Late in the evening, I squeeze onto a stool at a packed McDermott’s Pub and recognize Geraldine MacGowan—one of Doolin’s local heroes and an international trad star—sitting in with the boys. She’s hard to miss, with a head full of thick red hair and a wicked smile. She keeps time on the bodhrán and nods greetings to countless patrons as she plays. Eventually, she takes the mic and sings a mournful ballad of loss and regret and fear. The locals nod with understanding.

At a break, Dolores Rice, a Dubliner down for the craic, explains, “Instilling fear is a Catholic tradition in Ireland. It’s something we’re very comfortable with. You can almost hear the priest say, ‘You thought you’d get away with your money grab, but the devil gets you in the end. You can’t sin without being punished.’ ” She looks around the crowded pub. “But we’re happy now, our most fatal certainty has been realized.” The Irish may have stopped going to church in large numbers, but it’s impossible to get the church out of the people.

Outside, a light rain’s begun. I make my way over the stone bridge and past McGann’s Pub. The band inside is slashing into a reel, and I stand under the glow of the lone street lamp, listening. The music burns to a crescendo and then breaks hard. There’s a moment of absolute silence in the countryside, and then it’s shattered as the crowd inside erupts. In Ireland, the day may have written checks the night can’t cash, but out here in Doolin, on this night at least, the credit’s still good.

back to top

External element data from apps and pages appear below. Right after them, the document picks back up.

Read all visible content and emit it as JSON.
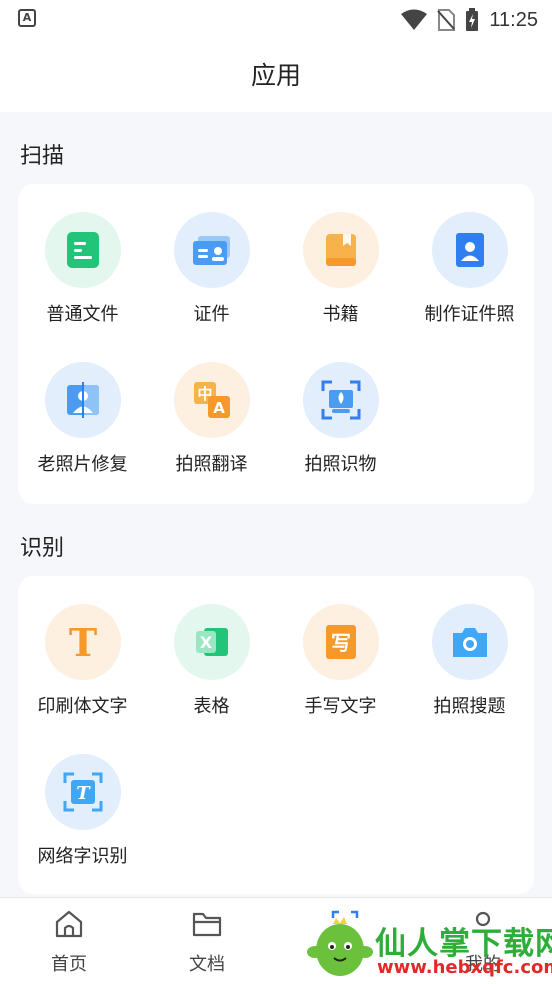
{
  "status": {
    "app_badge": "A",
    "time": "11:25"
  },
  "header": {
    "title": "应用"
  },
  "scan": {
    "title": "扫描",
    "items": [
      {
        "label": "普通文件",
        "icon": "document-icon"
      },
      {
        "label": "证件",
        "icon": "id-card-icon"
      },
      {
        "label": "书籍",
        "icon": "book-icon"
      },
      {
        "label": "制作证件照",
        "icon": "id-photo-icon"
      },
      {
        "label": "老照片修复",
        "icon": "photo-restore-icon"
      },
      {
        "label": "拍照翻译",
        "icon": "translate-icon"
      },
      {
        "label": "拍照识物",
        "icon": "object-recognition-icon"
      }
    ]
  },
  "recognize": {
    "title": "识别",
    "items": [
      {
        "label": "印刷体文字",
        "icon": "print-text-icon"
      },
      {
        "label": "表格",
        "icon": "excel-icon"
      },
      {
        "label": "手写文字",
        "icon": "handwriting-icon"
      },
      {
        "label": "拍照搜题",
        "icon": "camera-icon"
      },
      {
        "label": "网络字识别",
        "icon": "web-text-icon"
      }
    ]
  },
  "nav": {
    "home": "首页",
    "docs": "文档",
    "mine": "我的"
  },
  "watermark": {
    "text": "仙人掌下载网",
    "url": "www.hebxqfc.com"
  },
  "colors": {
    "green": "#2ecc8a",
    "blue": "#3f8ef5",
    "orange": "#f5a33a",
    "accent_bg_green": "#e3f7ef",
    "accent_bg_blue": "#e3eefc",
    "accent_bg_orange": "#fdf0e0"
  }
}
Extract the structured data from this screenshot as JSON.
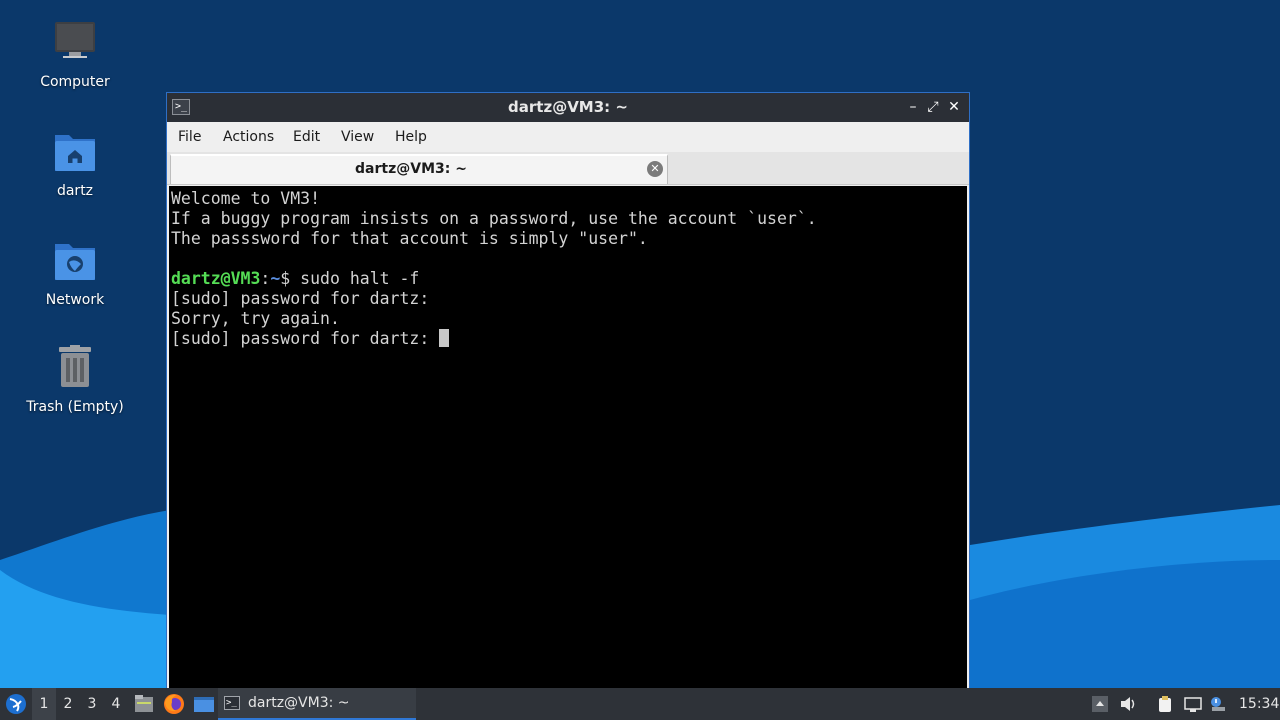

Tuesday, March 28 at 7pm Barnes & Noble Union Square In conversation with Gayle Forman 33 E. 17th St., New York, NY 10003 Wednesday, March 29 at 7pm Barnes & Noble Vernon Hills Shopping Center 680 Post Rd., Eastchester, NY 10583 Thursday, March 30 at 7pm Books & Greetings 271 Livingston St., Northvale, NJ 07647 Saturday, April 1 Texas Teen Book Con | Houston, TX Sunday, April 2 Alamo Drafthouse | Austin, TX Monday, April 3 at 7pm Books, Inc Opera Plaza Not Your Mother’s Book Club 601 Van Ness Ave., San Francisco, CA 94107 Tuesday, April 4 at 7pm Book Passage 51 Tamal Vista Blvd., Corte Madera, CA 94925 Wednesday, April 5 at 8pm Live Talks LA In conversation with Pico Iyer Ann and Jerry Moss Theatre, New Roads School 3131 Olympic Blvd., Santa Monica, CA 90404 Thursday, April 6 at 7pm Elliott Bay Books 1521 10th Ave., Seattle, WA 98122 Friday, April 7 at 7pm Powell’s Books 3415 SW Cedar Hills Blvd., Beaverton, OR 97005 Sunday, April 9 at 5pm Politics & Prose 5015 Connecticut Ave. NW, Washington, DC 20008 Monday, April 10 at 7pm Boswell Books 2559 N. Downer Ave., Milwaukee, WI 53211 Tuesday, April 11 at 7pm The Book Stall at Chestnut Court In conversation with Betsy Bird 811 Elm St., Winnetka, IL 60093 Wednesday, April 12 at 7pm Talk of the Stacks Series Hennepin County Library Minneapolis Central Library 300 Nicollet Mall, Minneapolis, MN 55401 Thursday, April 13 at 6:30pm Parnassus Books Hillsboro Plaza Shopping Center 3900 Hillsboro Pike #14, Nashville, TN 37215 Tuesday, April 18 at 6:30pm Rainy Day Books At Woodneath Library 8900 N. Flintock Rd., Kansas City, MO 64157 Wednesday, April 19 at 7pm St. Louis County Library With The Novel Neighbor 1640 S. Lindbergh Blvd., St. Louis, MO 63131 Thursday, April 20 at 7pm Georgia Center for the Book With Little Shop of Stories Dekalb County Public Library 215 Sycamore St., Decatur, GA 30030 Friday, April 21 at 7pm Books & Books 265 Aragon Ave., Coral Gables, FL 33134 Tuesday, April 25 at 7pm Barnes & Noble Market Fair, 3535 US-1 #400, Princeton, NJ 08540 Wednesday, April 26 at 7pm Brookline Booksmith 279 Harvard St., Brookline, MA 02446 Monday, May 1 at 7pm Darien Library In conversation with Dani Shapiro 1441 Post Rd., Darien, CT 06820